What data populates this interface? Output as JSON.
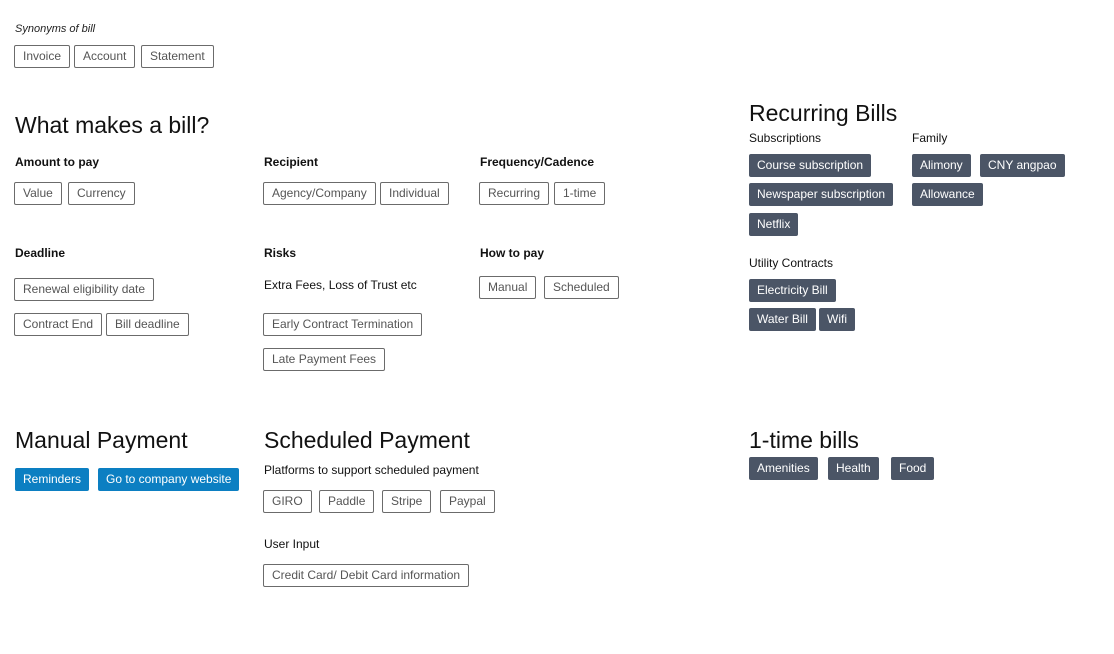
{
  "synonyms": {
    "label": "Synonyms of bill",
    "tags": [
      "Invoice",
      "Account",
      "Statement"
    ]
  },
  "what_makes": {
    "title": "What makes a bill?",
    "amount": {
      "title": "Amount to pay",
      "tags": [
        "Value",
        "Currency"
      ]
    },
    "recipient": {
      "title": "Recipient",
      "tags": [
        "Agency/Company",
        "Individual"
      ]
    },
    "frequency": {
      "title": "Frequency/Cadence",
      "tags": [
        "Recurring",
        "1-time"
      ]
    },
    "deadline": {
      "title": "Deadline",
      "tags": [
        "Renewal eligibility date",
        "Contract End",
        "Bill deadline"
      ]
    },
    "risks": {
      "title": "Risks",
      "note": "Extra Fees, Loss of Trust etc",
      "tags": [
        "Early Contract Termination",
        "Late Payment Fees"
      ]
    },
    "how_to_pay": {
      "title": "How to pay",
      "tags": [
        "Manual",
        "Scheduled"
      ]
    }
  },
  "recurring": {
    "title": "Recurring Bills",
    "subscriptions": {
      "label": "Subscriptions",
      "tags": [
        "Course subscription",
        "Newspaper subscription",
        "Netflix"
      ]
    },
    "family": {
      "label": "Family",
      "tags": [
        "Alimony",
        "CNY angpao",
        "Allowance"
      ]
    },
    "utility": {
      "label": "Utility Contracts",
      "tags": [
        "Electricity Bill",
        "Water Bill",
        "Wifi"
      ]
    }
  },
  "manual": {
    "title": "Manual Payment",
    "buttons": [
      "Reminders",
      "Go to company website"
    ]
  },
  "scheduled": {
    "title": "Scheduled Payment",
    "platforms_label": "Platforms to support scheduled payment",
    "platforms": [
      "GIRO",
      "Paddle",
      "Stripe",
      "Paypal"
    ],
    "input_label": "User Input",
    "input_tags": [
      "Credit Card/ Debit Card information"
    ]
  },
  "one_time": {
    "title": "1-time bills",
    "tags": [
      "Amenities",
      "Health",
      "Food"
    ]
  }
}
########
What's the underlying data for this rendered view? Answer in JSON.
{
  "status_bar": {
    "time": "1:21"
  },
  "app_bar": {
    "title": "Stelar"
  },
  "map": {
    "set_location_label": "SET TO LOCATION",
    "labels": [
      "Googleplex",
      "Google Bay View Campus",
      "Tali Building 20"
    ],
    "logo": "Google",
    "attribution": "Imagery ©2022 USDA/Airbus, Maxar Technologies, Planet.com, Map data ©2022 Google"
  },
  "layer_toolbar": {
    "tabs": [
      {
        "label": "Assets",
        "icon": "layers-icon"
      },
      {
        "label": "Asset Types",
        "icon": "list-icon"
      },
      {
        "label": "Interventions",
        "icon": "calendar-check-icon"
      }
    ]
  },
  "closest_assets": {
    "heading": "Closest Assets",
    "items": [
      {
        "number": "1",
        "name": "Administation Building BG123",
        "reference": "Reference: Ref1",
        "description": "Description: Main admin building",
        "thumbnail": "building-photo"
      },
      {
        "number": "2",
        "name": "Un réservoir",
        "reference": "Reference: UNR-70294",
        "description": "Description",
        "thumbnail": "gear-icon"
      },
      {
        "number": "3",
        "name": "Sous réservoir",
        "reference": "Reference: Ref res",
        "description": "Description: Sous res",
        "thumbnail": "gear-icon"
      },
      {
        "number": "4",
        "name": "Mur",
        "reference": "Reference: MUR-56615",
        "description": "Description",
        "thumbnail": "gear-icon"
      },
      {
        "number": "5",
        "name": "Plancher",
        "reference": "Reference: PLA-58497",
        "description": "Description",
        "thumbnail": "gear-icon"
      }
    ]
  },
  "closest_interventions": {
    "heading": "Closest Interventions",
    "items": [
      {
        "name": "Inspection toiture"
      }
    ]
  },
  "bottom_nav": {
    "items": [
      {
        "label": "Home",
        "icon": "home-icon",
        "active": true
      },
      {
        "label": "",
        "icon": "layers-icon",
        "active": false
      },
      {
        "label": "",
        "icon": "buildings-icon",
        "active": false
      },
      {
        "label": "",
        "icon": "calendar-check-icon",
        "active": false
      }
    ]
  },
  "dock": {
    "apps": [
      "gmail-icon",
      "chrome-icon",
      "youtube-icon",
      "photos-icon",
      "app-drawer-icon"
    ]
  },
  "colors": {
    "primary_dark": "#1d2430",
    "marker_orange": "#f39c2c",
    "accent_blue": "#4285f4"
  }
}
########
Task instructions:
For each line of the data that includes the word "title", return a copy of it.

Exercise solution:
    "title": "What makes a bill?",
      "title": "Amount to pay",
      "title": "Recipient",
      "title": "Frequency/Cadence",
      "title": "Deadline",
      "title": "Risks",
      "title": "How to pay",
    "title": "Recurring Bills",
    "title": "Manual Payment",
    "title": "Scheduled Payment",
    "title": "1-time bills",
    "title": "Stelar"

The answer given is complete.